We continue to see numerous cases wherein the legal status of a contract is in dispute: employment agreement or independent contractor? The effects of each qualification differ substantially. Proper drafting of the contractual arrangement is essential to avoid future problems, although the principle of “substance over form” applies as well.
A Dutch company contracted a German individual to perform certain services from his home address in Germany. The ‘appointment letter’ signed by both parties, includes the words ‘employment agreement’. It also refers to ‘other employment conditions’. However, the parties also agree that the individual will bear all tax consequences, employer’s as well as employee’s.
Based on the wording of the appointment letter, the court ruled that the appointment letter was intended to be an employment agreement. The Dutch company defended itself by arguing that the parties had intended the individual to be self-employed. The company based its argument on the fact that parties agreed that the individual would bear all tax consequences. The court set aside that defence by arguing that although the parties agreed that the individual would bear all tax consequences, nothing in the appointment letter shows that the individual would do this as a self-employed person (and not in the capacity of employee).
What this means for you

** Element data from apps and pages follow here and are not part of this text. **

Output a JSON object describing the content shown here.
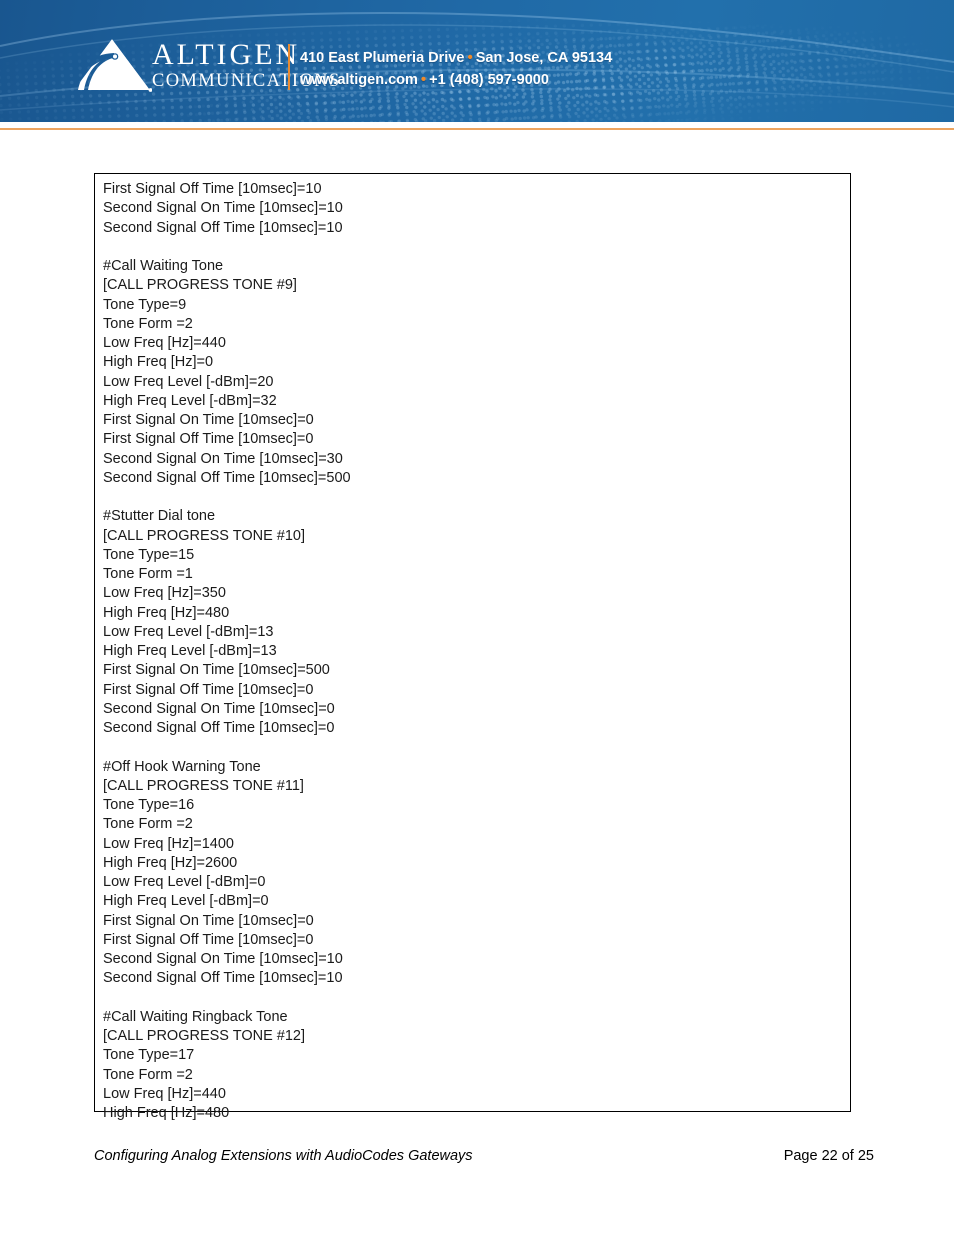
{
  "header": {
    "logo": {
      "brand_line1": "ALTIGEN",
      "brand_line2": "COMMUNICATIONS",
      "mark_name": "altigen-triangle-logo"
    },
    "contact": {
      "address": "410 East Plumeria Drive",
      "city_state_zip": "San Jose, CA 95134",
      "website": "www.altigen.com",
      "phone": "+1 (408) 597-9000",
      "separator": "•"
    },
    "colors": {
      "banner_blue": "#2069a6",
      "banner_blue_dark": "#19568f",
      "accent_orange": "#eda45f",
      "separator_orange": "#e98b32"
    }
  },
  "content_box": {
    "name": "configuration-listing",
    "lines": [
      "First Signal Off Time [10msec]=10",
      "Second Signal On Time [10msec]=10",
      "Second Signal Off Time [10msec]=10",
      "",
      "#Call Waiting Tone",
      "[CALL PROGRESS TONE #9]",
      "Tone Type=9",
      "Tone Form =2",
      "Low Freq [Hz]=440",
      "High Freq [Hz]=0",
      "Low Freq Level [-dBm]=20",
      "High Freq Level [-dBm]=32",
      "First Signal On Time [10msec]=0",
      "First Signal Off Time [10msec]=0",
      "Second Signal On Time [10msec]=30",
      "Second Signal Off Time [10msec]=500",
      "",
      "#Stutter Dial tone",
      "[CALL PROGRESS TONE #10]",
      "Tone Type=15",
      "Tone Form =1",
      "Low Freq [Hz]=350",
      "High Freq [Hz]=480",
      "Low Freq Level [-dBm]=13",
      "High Freq Level [-dBm]=13",
      "First Signal On Time [10msec]=500",
      "First Signal Off Time [10msec]=0",
      "Second Signal On Time [10msec]=0",
      "Second Signal Off Time [10msec]=0",
      "",
      "#Off Hook Warning Tone",
      "[CALL PROGRESS TONE #11]",
      "Tone Type=16",
      "Tone Form =2",
      "Low Freq [Hz]=1400",
      "High Freq [Hz]=2600",
      "Low Freq Level [-dBm]=0",
      "High Freq Level [-dBm]=0",
      "First Signal On Time [10msec]=0",
      "First Signal Off Time [10msec]=0",
      "Second Signal On Time [10msec]=10",
      "Second Signal Off Time [10msec]=10",
      "",
      "#Call Waiting Ringback Tone",
      "[CALL PROGRESS TONE #12]",
      "Tone Type=17",
      "Tone Form =2",
      "Low Freq [Hz]=440",
      "High Freq [Hz]=480"
    ]
  },
  "footer": {
    "document_title": "Configuring Analog Extensions with AudioCodes Gateways",
    "page_label": "Page 22 of 25"
  }
}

Employers should be aware that the intentions of the parties are decisive. Initially these intentions will be derived from the text of the contract. Careful drafting of the services agreement therefore is essential. Nevertheless deviating practice may override the analysis of the contract text (substance over form).